Mild injuries to soft tissue, such as sports-related overuse, will typically resolve within a few weeks of rest and conservative treatment.
Fractures and other more serious injuries may take several weeks through several months to heal fully. Your doctor will work with you to develop a plan so you recover as smoothly and quickly as possible. In many cases, physical therapy is a helpful step for regaining strength and mobility in your ankle joints.
Gaining strength and losing weight can also help some people reduce the likelihood of reinjury.
When to seek emergency care for a foot or ankle condition
Most foot and ankle conditions are the result of mild injuries. Many will resolve on their own or with at-home treatments such as elevation, compression, and ice.
In rare cases, pain in the foot or ankle can indicate something more serious. If you notice one or more of the following symptoms, please contact your doctor:
- Pain in the ankle or foot accompanied by a fever
- Pain in the ankle or foot accompanied by severe abdominal pain
- Sudden loss of range of motion (such as not being able to point your toes or flex your foot)
- Pain in the ankle or foot that is severe or limits your ability to stand or walk
- Pain in the ankle or foot that does not improve after several days of rest and at-home care
- Pain in the ankle or foot after an injury such as a fall
- Pain in the ankle or foot if you have a previous diagnosis of diabetes
- Pain in the ankle or foot with numbness in your toes

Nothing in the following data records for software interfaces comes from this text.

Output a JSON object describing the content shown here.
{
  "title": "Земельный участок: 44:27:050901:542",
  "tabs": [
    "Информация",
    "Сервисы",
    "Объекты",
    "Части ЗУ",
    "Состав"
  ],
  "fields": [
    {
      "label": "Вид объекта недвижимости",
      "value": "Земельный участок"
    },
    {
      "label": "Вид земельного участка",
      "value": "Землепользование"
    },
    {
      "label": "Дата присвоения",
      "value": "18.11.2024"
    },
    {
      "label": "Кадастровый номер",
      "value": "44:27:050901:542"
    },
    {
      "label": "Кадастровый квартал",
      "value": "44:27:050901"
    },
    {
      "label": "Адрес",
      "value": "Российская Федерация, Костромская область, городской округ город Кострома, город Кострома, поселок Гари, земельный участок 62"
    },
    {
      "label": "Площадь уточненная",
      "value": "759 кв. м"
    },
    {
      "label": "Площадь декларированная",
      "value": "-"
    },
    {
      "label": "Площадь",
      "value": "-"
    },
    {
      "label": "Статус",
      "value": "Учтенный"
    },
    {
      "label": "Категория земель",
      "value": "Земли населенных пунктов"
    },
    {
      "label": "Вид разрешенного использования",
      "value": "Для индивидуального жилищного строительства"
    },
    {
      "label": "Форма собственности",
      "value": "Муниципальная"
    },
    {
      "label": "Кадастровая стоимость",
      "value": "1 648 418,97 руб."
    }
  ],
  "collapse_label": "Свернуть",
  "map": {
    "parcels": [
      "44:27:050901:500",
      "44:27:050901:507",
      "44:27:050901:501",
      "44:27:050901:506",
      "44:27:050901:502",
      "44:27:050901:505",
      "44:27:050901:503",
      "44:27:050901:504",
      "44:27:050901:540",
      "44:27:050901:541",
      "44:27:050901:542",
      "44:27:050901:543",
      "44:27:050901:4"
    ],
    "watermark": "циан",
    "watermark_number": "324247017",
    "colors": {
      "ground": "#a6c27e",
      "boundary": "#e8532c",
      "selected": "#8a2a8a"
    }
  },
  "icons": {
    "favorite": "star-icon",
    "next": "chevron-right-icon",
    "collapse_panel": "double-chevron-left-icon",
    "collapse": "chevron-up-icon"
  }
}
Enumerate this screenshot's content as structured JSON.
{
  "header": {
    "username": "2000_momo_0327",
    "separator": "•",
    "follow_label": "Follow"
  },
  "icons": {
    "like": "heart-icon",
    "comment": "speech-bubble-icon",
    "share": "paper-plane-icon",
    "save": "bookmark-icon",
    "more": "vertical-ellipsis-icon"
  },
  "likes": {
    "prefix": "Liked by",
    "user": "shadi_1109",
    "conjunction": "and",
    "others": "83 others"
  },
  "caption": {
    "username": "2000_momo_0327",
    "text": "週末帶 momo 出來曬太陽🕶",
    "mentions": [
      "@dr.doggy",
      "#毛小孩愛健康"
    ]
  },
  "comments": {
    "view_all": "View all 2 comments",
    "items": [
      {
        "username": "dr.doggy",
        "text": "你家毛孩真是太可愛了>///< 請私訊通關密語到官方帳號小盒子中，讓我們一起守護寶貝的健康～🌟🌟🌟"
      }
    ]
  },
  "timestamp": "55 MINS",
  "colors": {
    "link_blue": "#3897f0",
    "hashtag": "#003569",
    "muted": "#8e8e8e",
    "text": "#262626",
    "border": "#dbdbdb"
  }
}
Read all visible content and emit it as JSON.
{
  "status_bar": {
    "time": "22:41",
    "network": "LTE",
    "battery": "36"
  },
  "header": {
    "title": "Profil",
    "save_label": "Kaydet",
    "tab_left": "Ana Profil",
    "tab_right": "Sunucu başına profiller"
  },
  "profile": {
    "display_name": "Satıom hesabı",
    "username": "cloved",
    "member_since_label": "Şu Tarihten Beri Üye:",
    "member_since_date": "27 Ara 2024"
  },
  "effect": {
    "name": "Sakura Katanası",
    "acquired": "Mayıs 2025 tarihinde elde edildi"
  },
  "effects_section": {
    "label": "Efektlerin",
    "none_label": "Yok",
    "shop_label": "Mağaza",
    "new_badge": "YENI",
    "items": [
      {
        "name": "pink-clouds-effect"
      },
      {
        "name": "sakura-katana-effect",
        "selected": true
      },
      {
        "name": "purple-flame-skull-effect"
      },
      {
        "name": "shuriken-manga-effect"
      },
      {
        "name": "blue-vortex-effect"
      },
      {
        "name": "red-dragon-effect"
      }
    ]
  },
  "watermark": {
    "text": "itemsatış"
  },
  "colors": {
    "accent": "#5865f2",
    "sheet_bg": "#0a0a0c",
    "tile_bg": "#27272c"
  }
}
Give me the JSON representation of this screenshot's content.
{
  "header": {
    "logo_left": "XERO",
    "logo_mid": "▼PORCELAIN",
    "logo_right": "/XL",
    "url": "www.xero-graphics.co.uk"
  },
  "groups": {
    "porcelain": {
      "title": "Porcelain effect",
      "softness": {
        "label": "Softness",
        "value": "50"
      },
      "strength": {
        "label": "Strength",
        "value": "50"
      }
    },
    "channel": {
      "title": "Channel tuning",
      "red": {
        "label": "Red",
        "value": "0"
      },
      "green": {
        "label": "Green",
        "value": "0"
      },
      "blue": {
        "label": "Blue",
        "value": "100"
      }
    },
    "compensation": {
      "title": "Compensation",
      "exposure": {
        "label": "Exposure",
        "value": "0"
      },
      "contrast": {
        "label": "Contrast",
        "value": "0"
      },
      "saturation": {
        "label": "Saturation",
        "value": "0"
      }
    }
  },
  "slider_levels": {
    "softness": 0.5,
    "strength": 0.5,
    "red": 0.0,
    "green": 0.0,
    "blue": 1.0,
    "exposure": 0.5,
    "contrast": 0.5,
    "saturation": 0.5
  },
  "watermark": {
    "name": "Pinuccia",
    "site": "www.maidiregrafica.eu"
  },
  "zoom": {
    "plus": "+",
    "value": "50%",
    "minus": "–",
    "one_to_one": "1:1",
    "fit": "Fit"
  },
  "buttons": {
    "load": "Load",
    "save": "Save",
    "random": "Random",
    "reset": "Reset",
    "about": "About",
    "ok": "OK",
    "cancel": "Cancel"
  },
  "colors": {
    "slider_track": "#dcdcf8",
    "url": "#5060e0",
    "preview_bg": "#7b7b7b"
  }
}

The information contained in this article is meant for educational purposes only and should not replace advice from your healthcare provider.